Using the records below, please work out how many lines contain "from"; answer with the number alone.

————

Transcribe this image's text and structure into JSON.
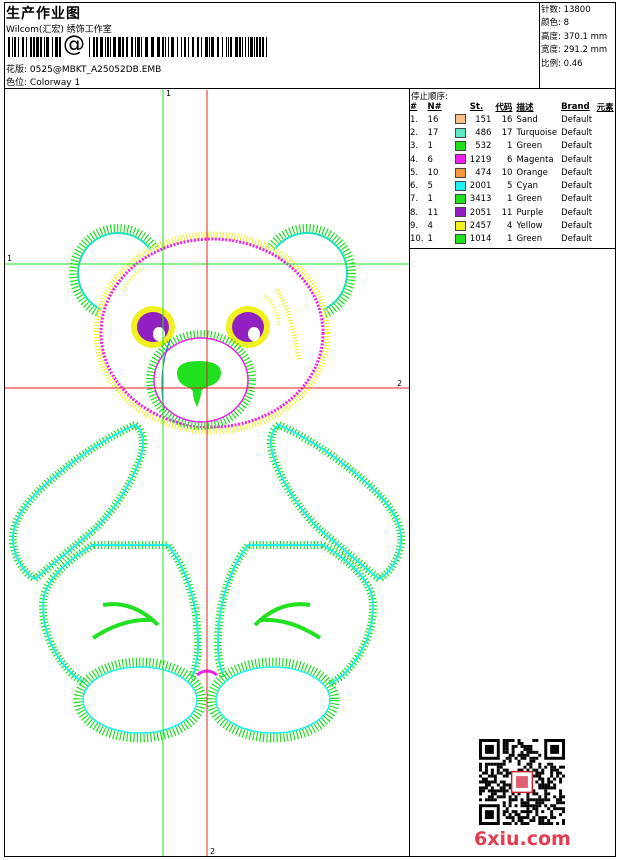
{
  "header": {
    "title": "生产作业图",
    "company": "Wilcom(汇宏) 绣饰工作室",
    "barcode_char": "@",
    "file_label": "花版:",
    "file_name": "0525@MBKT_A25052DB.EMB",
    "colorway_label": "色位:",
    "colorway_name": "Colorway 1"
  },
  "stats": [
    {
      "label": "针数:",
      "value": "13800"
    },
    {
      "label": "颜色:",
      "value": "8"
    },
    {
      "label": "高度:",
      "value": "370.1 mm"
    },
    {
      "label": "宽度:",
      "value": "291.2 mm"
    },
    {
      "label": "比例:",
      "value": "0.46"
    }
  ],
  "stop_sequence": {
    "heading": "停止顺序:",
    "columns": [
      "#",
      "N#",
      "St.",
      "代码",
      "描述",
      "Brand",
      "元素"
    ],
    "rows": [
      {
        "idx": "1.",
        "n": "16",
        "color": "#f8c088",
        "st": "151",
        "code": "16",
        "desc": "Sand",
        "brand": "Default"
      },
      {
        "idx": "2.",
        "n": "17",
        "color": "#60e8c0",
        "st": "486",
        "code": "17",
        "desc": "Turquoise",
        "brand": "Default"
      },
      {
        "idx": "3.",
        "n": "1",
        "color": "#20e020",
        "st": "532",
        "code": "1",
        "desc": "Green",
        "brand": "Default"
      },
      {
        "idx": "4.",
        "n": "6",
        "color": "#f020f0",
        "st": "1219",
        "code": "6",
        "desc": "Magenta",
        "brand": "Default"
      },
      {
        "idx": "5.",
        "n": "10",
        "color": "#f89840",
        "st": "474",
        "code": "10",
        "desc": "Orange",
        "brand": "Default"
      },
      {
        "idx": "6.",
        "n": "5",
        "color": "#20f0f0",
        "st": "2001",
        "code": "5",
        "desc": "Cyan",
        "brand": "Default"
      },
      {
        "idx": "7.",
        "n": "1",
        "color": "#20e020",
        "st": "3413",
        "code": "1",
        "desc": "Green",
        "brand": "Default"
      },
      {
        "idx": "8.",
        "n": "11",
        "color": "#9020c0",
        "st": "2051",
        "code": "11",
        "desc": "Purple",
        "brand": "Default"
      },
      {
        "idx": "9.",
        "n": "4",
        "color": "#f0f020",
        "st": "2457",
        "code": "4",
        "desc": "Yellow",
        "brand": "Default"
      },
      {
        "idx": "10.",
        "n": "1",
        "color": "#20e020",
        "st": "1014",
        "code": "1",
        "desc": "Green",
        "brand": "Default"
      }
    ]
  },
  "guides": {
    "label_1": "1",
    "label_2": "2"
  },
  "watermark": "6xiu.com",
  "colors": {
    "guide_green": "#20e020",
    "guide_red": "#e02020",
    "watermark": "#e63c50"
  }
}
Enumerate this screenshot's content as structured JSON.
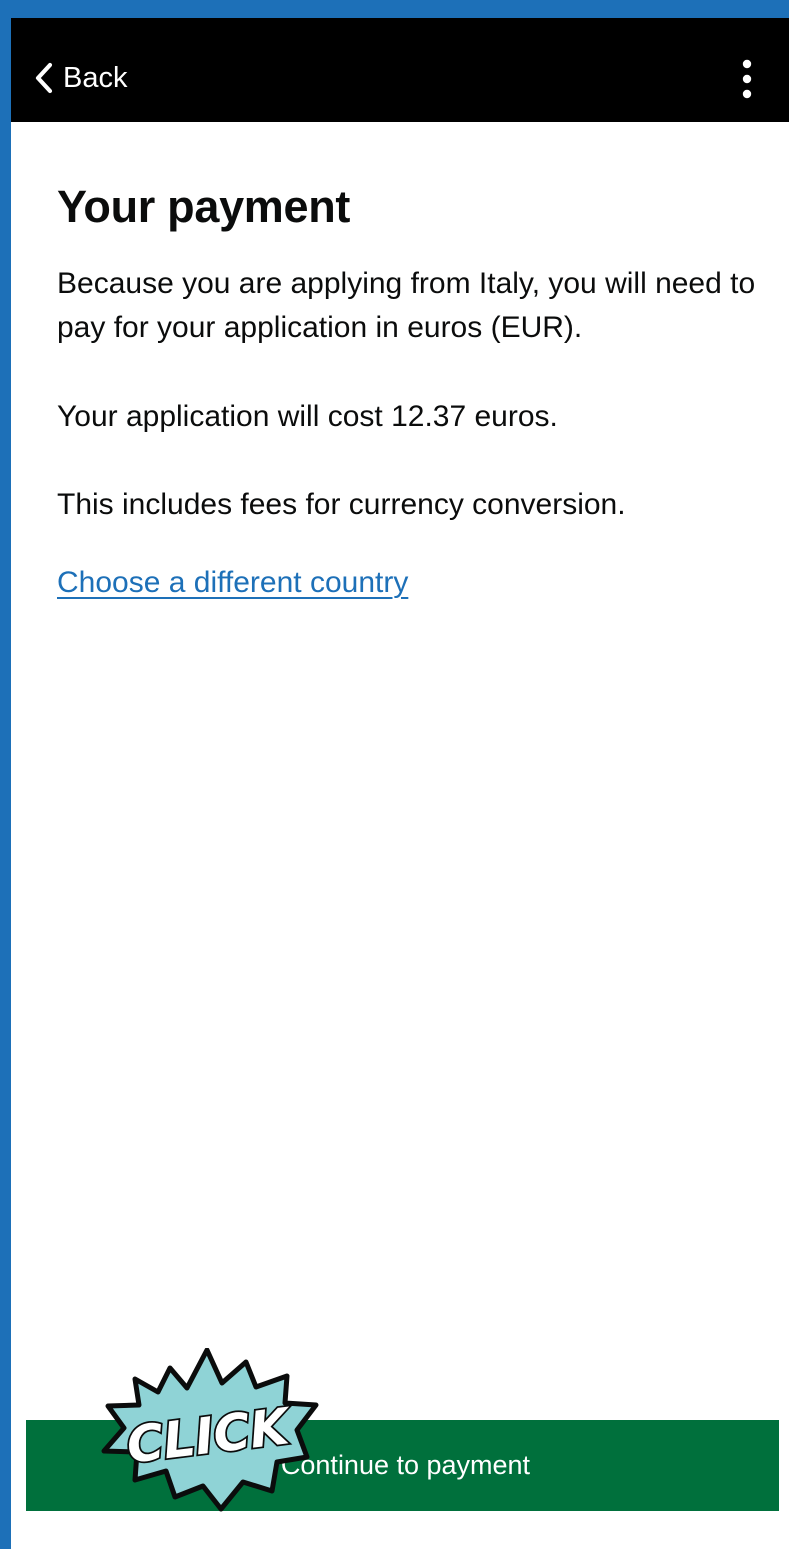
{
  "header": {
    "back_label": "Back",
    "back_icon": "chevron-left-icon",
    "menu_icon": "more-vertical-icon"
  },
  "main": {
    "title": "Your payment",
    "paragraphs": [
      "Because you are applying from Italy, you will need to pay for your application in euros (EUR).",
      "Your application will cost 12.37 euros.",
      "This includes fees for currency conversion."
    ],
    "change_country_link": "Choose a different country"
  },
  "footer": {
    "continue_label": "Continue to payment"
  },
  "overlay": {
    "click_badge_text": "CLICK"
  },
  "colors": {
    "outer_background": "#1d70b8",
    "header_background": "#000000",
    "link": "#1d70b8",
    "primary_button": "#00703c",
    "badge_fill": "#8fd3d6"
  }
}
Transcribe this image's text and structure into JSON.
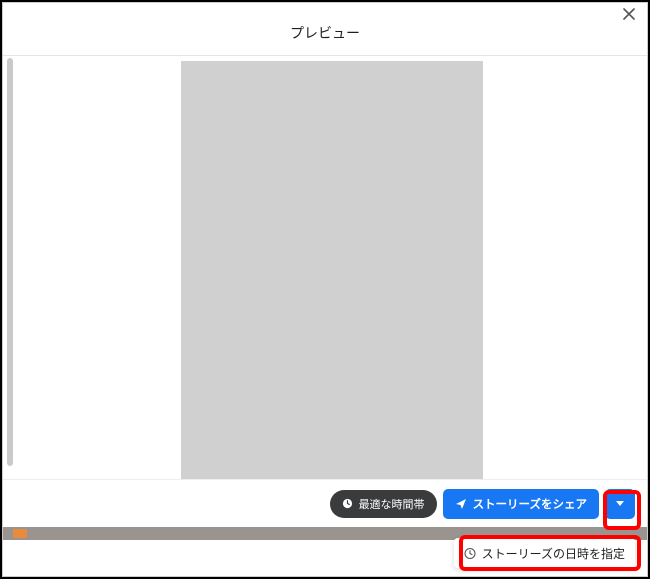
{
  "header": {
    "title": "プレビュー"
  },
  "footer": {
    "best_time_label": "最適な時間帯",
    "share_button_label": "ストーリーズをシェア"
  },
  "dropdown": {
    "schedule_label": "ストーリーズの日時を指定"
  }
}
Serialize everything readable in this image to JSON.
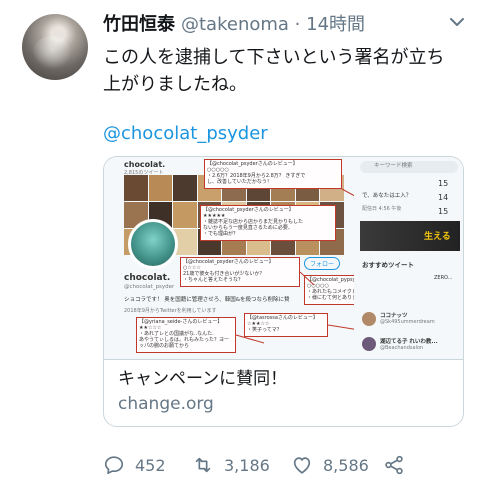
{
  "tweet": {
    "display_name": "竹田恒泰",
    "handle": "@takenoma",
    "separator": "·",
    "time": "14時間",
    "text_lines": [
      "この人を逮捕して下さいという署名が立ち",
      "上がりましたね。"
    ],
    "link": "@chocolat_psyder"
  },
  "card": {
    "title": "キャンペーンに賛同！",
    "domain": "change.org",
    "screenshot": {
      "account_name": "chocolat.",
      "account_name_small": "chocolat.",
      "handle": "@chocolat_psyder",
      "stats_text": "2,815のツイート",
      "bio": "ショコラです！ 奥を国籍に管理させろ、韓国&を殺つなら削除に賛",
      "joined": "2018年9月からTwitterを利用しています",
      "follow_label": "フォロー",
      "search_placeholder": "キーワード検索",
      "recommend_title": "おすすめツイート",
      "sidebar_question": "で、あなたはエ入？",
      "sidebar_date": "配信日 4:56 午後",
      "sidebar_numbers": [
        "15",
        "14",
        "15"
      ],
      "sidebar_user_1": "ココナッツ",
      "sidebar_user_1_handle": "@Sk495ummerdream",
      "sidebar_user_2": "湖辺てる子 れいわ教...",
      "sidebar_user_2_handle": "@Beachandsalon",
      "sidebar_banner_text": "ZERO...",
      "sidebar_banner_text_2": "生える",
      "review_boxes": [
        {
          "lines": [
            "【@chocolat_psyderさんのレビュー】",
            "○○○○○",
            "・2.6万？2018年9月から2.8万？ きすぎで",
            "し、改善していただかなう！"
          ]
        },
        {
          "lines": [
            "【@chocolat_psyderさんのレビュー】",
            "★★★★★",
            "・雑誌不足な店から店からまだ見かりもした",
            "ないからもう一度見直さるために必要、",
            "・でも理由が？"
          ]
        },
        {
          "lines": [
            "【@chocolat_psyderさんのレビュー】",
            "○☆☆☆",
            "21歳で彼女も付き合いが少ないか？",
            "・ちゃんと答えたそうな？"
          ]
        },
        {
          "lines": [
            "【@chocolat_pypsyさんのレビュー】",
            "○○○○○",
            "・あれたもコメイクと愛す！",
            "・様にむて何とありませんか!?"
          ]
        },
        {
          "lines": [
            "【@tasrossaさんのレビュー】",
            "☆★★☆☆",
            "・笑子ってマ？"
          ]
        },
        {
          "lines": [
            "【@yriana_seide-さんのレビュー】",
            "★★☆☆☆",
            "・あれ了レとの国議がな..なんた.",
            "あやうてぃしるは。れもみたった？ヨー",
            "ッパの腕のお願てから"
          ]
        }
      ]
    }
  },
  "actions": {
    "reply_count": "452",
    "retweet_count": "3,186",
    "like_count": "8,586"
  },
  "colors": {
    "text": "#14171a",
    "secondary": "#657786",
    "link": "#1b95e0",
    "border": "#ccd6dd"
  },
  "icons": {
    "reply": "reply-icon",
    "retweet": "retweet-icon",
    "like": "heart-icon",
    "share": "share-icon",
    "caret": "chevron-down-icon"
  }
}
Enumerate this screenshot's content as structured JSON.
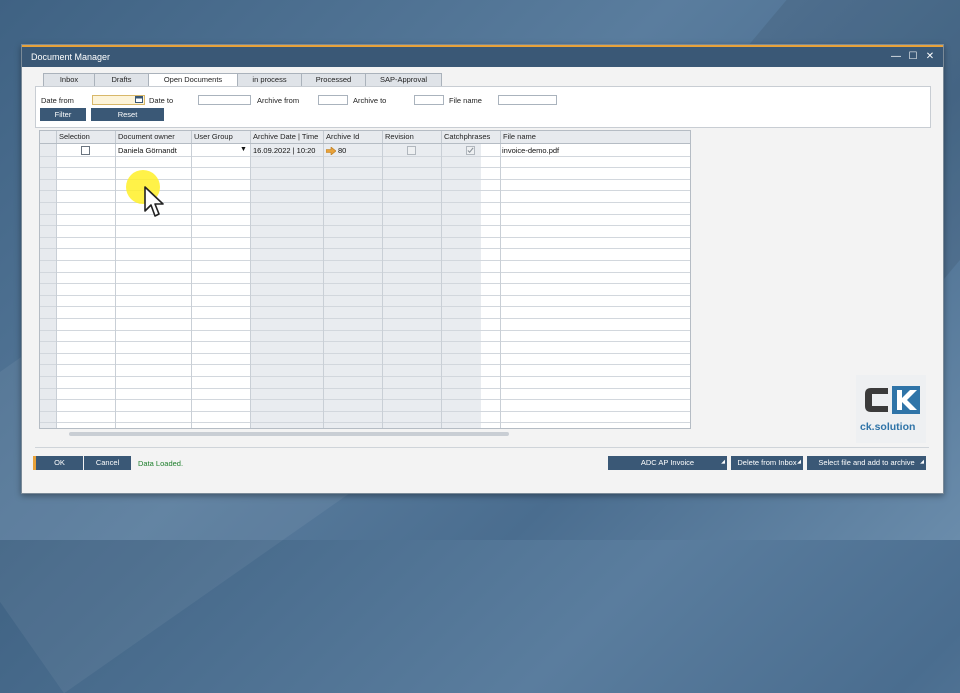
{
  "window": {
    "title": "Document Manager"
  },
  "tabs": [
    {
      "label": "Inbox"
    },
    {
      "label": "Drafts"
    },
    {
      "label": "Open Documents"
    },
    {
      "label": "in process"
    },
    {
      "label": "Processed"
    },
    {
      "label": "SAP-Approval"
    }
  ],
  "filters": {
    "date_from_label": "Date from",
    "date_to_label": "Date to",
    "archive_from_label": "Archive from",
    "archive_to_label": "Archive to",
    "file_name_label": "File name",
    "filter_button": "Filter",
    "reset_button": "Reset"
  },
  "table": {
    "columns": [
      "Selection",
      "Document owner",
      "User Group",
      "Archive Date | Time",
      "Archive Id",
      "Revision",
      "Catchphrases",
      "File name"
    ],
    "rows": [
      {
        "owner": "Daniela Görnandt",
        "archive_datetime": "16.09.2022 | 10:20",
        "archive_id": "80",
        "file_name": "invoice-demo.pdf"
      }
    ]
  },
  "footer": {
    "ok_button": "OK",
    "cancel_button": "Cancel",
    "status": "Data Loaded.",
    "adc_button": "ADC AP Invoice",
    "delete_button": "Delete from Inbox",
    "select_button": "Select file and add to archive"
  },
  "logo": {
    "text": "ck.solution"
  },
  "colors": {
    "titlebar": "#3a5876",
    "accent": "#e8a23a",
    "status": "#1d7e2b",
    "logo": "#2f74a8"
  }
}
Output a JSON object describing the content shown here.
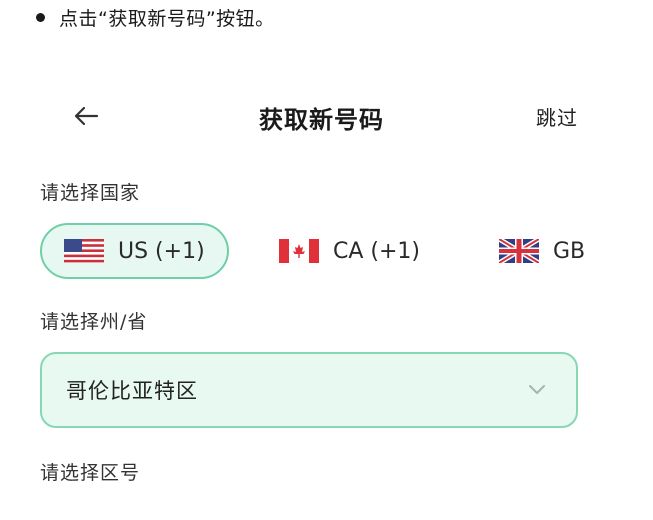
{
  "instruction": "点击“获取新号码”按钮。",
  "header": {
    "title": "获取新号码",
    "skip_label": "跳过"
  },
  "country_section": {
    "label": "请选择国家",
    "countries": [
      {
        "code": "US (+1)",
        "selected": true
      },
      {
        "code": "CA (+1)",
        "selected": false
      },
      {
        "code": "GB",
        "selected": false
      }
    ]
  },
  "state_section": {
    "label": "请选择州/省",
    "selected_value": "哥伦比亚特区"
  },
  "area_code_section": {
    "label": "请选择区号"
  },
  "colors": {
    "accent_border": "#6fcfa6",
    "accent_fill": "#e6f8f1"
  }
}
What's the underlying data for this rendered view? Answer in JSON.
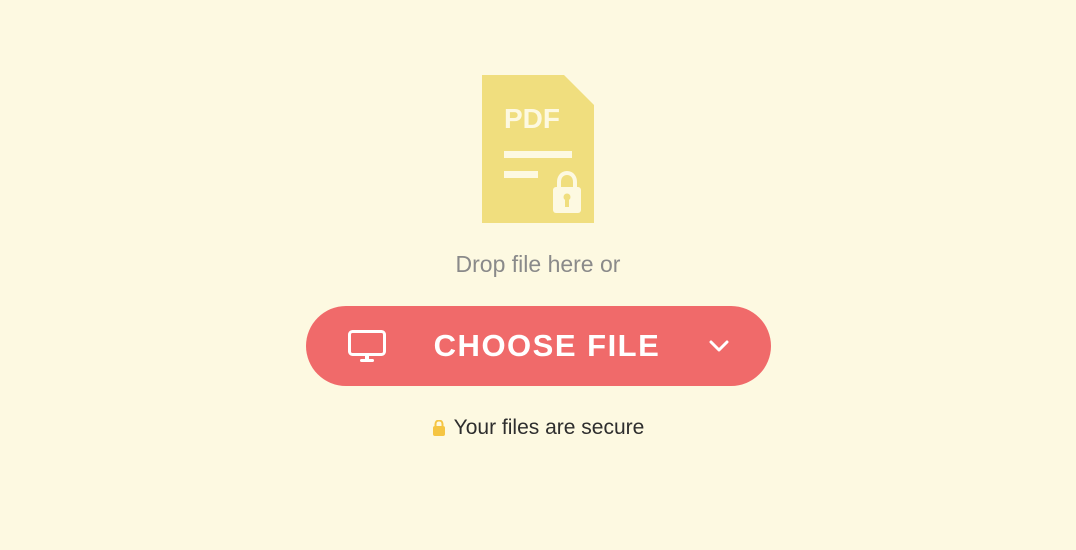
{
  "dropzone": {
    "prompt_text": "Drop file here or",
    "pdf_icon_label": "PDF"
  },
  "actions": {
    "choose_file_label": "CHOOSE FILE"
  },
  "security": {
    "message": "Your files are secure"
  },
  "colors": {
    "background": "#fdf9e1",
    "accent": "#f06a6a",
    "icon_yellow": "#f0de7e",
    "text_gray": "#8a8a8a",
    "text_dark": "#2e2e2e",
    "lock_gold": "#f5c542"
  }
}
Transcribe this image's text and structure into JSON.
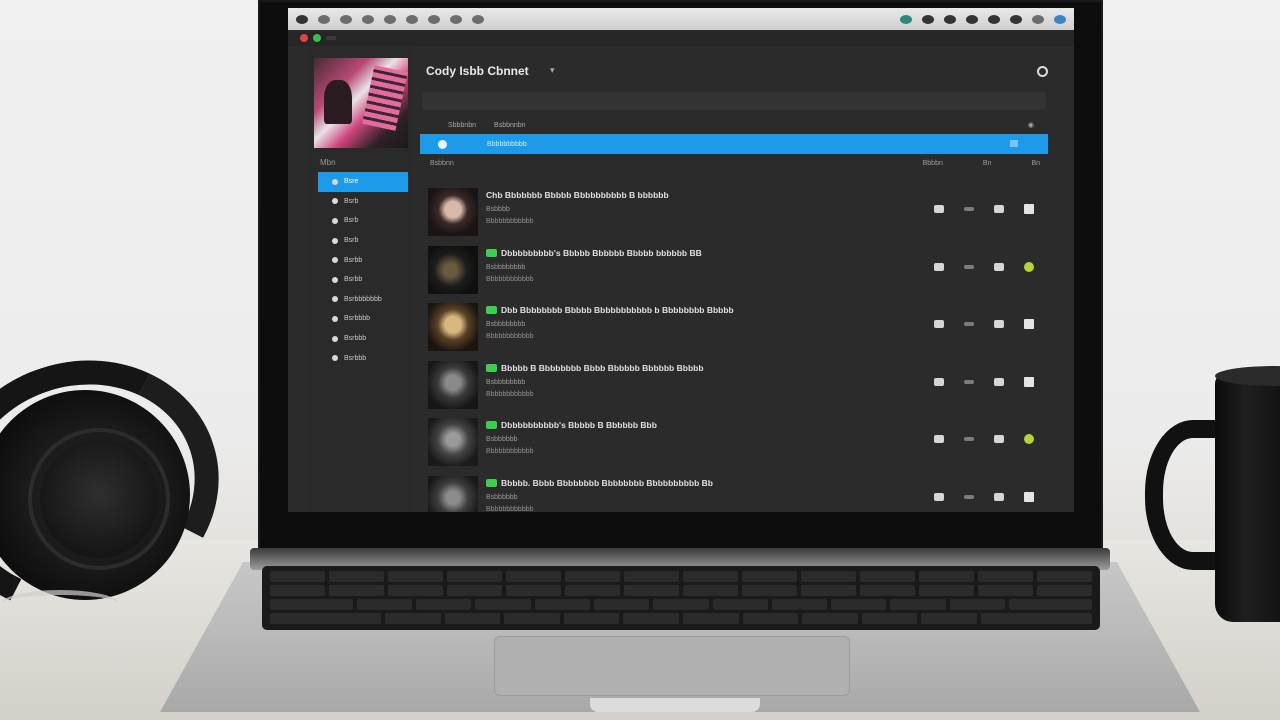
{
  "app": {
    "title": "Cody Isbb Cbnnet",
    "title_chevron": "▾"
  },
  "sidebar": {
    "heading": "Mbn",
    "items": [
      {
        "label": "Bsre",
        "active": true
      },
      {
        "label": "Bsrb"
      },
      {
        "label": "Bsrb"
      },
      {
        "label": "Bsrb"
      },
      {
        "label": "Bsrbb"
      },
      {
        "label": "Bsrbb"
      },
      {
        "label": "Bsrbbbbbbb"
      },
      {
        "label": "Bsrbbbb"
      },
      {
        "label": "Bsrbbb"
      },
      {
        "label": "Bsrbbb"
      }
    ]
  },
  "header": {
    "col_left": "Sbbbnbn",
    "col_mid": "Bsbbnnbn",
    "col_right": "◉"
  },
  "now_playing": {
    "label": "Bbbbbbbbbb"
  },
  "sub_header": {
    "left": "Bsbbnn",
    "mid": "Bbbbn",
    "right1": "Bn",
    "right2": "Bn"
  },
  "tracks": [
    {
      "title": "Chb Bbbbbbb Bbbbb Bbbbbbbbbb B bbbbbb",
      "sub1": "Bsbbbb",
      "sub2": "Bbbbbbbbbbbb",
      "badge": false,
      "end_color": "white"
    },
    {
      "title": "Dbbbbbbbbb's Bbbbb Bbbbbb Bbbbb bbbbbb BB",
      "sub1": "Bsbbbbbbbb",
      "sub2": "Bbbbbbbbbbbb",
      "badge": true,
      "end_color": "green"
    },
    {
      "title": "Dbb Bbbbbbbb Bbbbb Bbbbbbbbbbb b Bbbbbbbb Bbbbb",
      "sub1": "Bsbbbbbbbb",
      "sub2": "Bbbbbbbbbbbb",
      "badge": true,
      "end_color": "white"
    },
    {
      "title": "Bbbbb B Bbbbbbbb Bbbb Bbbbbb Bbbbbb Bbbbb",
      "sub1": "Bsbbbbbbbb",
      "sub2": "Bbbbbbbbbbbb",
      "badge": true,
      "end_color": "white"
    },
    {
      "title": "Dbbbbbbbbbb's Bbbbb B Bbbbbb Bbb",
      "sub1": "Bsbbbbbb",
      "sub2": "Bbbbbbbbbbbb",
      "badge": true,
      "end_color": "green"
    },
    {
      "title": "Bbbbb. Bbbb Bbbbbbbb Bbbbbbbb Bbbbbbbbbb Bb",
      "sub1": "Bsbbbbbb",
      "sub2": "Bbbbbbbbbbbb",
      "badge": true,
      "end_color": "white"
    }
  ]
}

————

» Expected answer
4